Gerald A. DeLuca
Gerald A. DeLuca commented about Loew's State Theatre on Mar 17, 2004 at 2:11 pm

I believe that the Fine Arts Theatre,which I mentioned above, was part of the Loew’s State building, and continued showing its art repertory until the mid 60s even after Loew’s itself stopped showing movies. You entered from the street on the right of Loew’s, went up a staircase, and came into this recital-hall sized theatre. Can anyone verify this? They had great programs. I went countless times in those years.

Gerald A. DeLuca
Gerald A. DeLuca commented about Symphony Cinema I & II on Mar 17, 2004 at 1:46 pm

…and SCORPIO RISING with JOHNNY MINOTAUR!

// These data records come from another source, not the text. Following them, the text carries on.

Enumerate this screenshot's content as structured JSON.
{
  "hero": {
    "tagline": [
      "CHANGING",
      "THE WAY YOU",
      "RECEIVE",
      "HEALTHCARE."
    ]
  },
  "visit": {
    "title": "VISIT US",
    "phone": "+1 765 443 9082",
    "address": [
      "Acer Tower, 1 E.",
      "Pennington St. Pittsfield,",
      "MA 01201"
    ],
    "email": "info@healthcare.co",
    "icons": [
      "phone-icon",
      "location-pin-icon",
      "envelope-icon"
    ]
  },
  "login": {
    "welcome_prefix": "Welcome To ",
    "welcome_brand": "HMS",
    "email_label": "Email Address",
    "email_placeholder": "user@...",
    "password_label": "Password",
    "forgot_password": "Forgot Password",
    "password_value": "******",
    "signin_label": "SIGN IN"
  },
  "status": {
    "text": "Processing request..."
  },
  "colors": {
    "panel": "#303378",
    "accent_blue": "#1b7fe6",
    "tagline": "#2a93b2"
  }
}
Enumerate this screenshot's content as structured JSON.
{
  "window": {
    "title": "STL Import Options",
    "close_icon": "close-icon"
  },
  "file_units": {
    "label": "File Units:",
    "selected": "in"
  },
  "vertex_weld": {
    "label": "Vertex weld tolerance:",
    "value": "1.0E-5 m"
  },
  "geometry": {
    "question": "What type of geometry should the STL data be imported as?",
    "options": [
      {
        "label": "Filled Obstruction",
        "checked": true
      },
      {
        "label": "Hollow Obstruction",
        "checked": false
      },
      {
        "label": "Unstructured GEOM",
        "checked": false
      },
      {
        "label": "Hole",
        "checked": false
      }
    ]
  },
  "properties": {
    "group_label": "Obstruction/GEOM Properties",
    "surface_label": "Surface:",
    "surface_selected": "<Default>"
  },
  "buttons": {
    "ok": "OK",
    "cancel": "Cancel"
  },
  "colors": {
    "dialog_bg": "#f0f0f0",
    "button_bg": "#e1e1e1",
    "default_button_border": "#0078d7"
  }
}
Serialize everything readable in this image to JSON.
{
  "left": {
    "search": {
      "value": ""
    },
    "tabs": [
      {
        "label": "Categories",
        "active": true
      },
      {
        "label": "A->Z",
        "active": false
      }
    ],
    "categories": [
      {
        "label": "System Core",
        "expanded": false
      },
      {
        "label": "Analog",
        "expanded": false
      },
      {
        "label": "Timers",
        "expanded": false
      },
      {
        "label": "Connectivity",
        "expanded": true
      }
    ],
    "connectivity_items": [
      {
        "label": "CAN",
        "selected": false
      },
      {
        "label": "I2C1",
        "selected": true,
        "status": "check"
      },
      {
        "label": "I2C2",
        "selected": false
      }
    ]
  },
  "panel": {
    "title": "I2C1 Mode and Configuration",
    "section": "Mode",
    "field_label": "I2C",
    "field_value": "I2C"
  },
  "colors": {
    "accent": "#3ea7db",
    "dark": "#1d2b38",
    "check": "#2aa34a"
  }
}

Gerald A. DeLuca
Gerald A. DeLuca commented about Columbus Theatre on Mar 17, 2004 at 11:55 am

This theatre is actually a two-screen theatre. The balcony was scetioned off in the 60s and for a long while art house fare was programmed on both the downstairs screen and the upstairs one which was known as the “Studio Cinema.” The Studio screen was used, like the downstairs one, when the theatre was a porno house for over thirty years. Both screens are used during the annual Rhode Island Film Festival.

Gerald A. DeLuca
Gerald A. DeLuca commented about Symphony Cinema I & II on Mar 17, 2004 at 11:49 am

To show what the programming was like, some films I saw here were CUL-DE-SAC, DAISIES, 491, THE FIFTH HORSEMAN IS FEAR, I AM CURIOUS YELLOW, THE RAILROAD MAN, LA DOLCE VITA, DINNER AT EIGHT, THE COOL WORLD.